There's a sort of nuclear reaction that happens when a high-speed collision occurs between two or more atomic nuclei. This nuclear reaction is called nuclear fusion. It was first accomplished in a lab with hydrogen isotopes in 1932 by Mark Oliphant, and was made a reality again in the 1970s with lasers more than once.
When this process occurs, not all mass is retained. It's not like connecting a couple of LEGO blocks. Instead it's more like smashing a couple of peeled oranges together - you're going to get some juice. The bit that is retained we'll call the pellet, while what's not conserved is converted to photons - and that means energy.
Image VIA Wikipedia CC
The point at which we'll be really excited is when the energy we need to put into this process is equal (or lesser than) the amount we're able to get out. The process being shown in the release referred to here (and since last October, 2013*) has a lot more energy being used to attain nuclear fusion than is given off by the resulting pellet. Around 1% of the energy put into the laser, as RestrictedData and NPR suggests, is actually reaching the pellet.
*Back in October the folks at NIF had a Press Release sent out - this week they've released their actual test results.
"They didn't get more fusion power out than they put in with the laser." - Steve Cowley, head of Joint European Torus (JET)
The great thing that's happened here with the NIF - the group that's accomplished this scientific feat - is that the amount of laser "fuel" that actually did reach the pellet successfully was less than the energy was given off. It's now a matter of being able to aim the entirety of the laser array successfully, hitting in at 100% so all fuel is able to be used for nuclear fusion.

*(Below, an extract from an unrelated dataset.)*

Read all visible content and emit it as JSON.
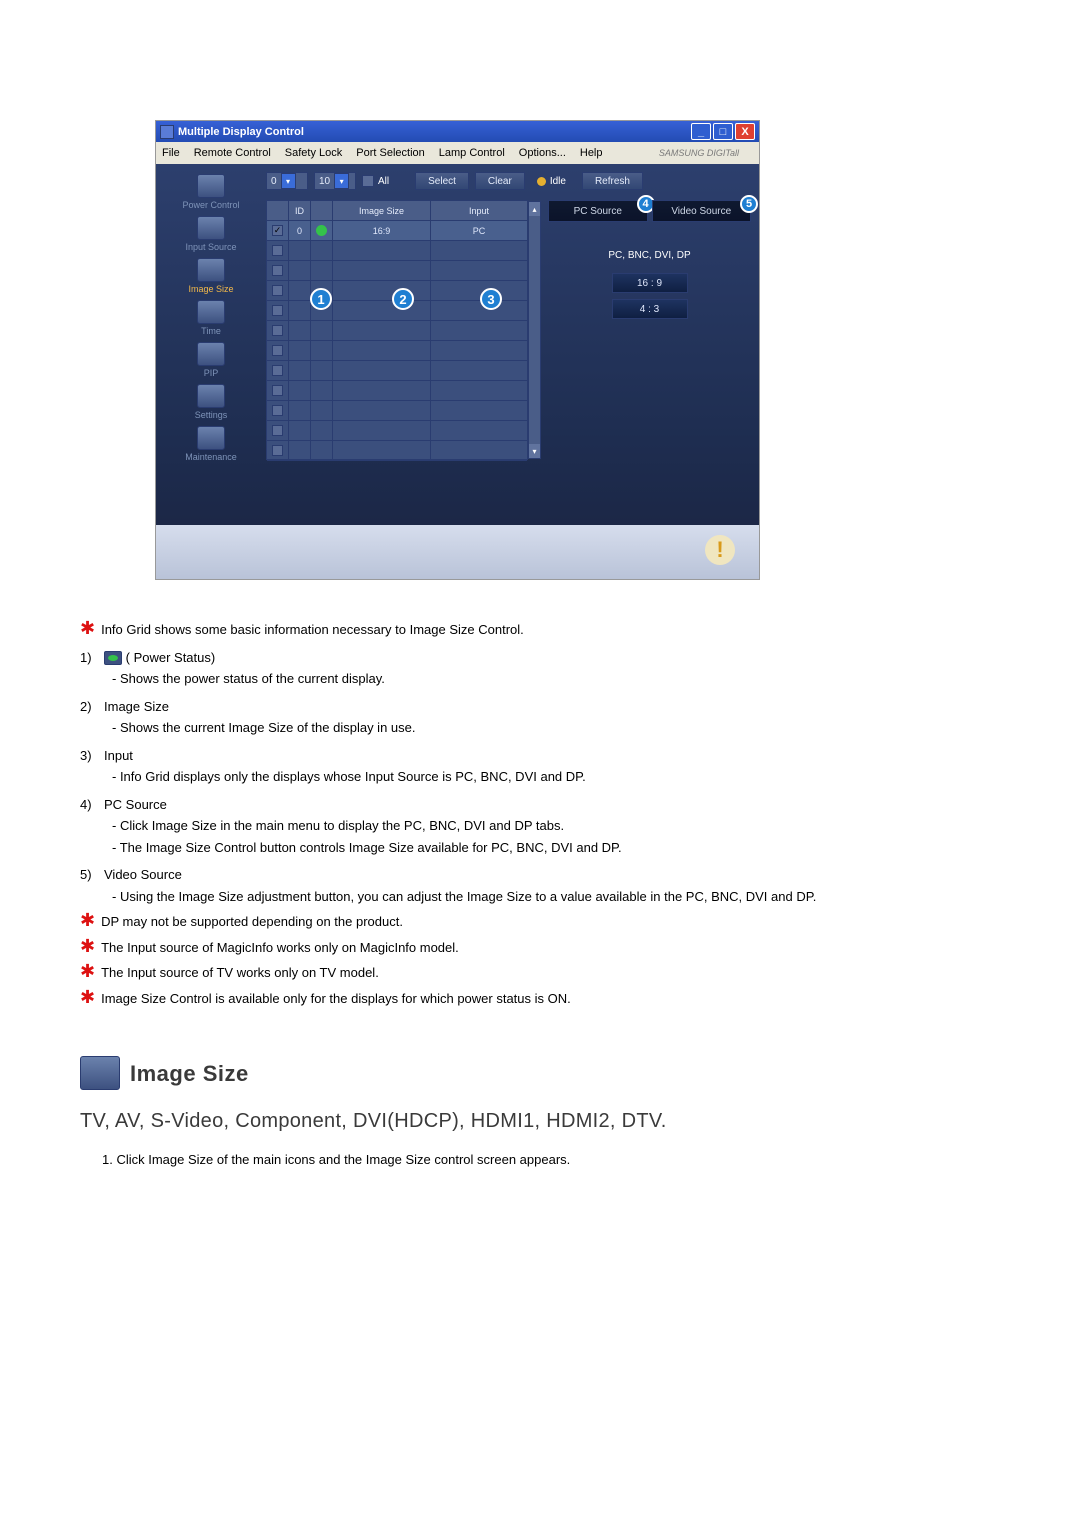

So we're not really all that close to nuclear fusion that'll allow us to live forever on clean green energy. But we have made it another step closer to that goal.